If your current space, Long Island condo, or home just isn’t cutting it; is it better to move, or simply improve your existing place? What might the financial and tax consequences of each option be?
The Cost of Moving on Long Island
Low interest rates and rising home prices are prompting many Long Islanders to move before it gets more expensive. That may be smart. Rates and prices may continue to go up. If you don’t need as much space, and your current property taxes and home maintenance bills are too high, then downsizing may be a savvy move. But don’t underestimate the expenses.
Aside from the actual cost of moving house there are closing costs, financing costs, and the costs of life and work being interrupted. Depending on how long you’ve owned your current property there may also be capital gains taxes due on any cash you get out. Current high property prices in NY also mean moving might come with a big new annual property tax bill too. Remember that current tax bills will be adjusted up based upon the new value after you buy, not what they owner is paying now.
Do the math carefully.
Improving Your Current Long Island Home
For many, simply making over existing Long Island properties may be less taxing.

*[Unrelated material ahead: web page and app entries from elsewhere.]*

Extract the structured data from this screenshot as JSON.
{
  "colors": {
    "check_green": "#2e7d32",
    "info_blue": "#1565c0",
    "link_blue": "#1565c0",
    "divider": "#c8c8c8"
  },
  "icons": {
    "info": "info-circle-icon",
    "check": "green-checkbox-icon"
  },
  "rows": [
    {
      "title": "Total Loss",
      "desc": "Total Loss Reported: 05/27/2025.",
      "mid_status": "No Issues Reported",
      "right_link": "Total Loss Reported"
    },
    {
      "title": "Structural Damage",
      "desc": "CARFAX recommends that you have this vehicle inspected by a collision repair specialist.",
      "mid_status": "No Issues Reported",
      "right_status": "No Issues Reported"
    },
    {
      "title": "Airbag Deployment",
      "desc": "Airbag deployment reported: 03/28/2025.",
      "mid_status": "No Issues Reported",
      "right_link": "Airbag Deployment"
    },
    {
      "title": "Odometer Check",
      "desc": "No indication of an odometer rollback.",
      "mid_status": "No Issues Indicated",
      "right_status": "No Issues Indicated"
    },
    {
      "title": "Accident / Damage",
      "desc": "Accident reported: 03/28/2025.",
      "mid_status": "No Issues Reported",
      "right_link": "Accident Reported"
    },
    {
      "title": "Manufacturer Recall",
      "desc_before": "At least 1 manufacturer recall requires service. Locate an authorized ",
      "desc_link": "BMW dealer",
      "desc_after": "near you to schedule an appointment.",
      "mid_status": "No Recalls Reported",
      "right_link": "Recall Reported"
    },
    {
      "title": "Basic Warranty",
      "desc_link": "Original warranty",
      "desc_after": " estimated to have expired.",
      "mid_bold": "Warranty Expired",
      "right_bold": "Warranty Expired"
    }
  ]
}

Whether you just want a new look, more space, or perhaps lower annual housing bills, there are options, right where you are. Refinancing a home mortgage can be smart while interest rates are low. Some may even be able to refinance, get cash out to cover home improvement costs, and lower their payments all at the same time. This in tandem with energy efficient home improvements such as better lighting, appliances, new insulation and air handlers, and perhaps even new windows, can all potentially significantly reduce annual water and power bills.
However, do note that if you add square footage, bedrooms and bathrooms, you will probably need a building permit. That can trigger higher tax assessments, and in turn higher property tax bills each year. This won’t happen with most cosmetic makeover projects.
Empty nesters, and those considering downsizing may find they can stay and optimize their space, while lowering expenses too. Perhaps you can eliminate a bedroom or two and substantially increase the size of your master suite. That can make for easier cleaning, and more enjoyment, while potentially reducing the tax assessed value of your home.
Moving or Staying: Challenge Your Property Tax Bill
There are so many erroneous mistakes and over-inflated property tax bills sent out each year that it pays to challenge them. This is true whether you are moving to a new place, or are considering just making over your current space. In fact, this alone might create some extra surplus dollars to make the move, or complete home improvement projects. Talk to a Long Island property tax adjuster and see if you can get your assessments and bills slashed this year…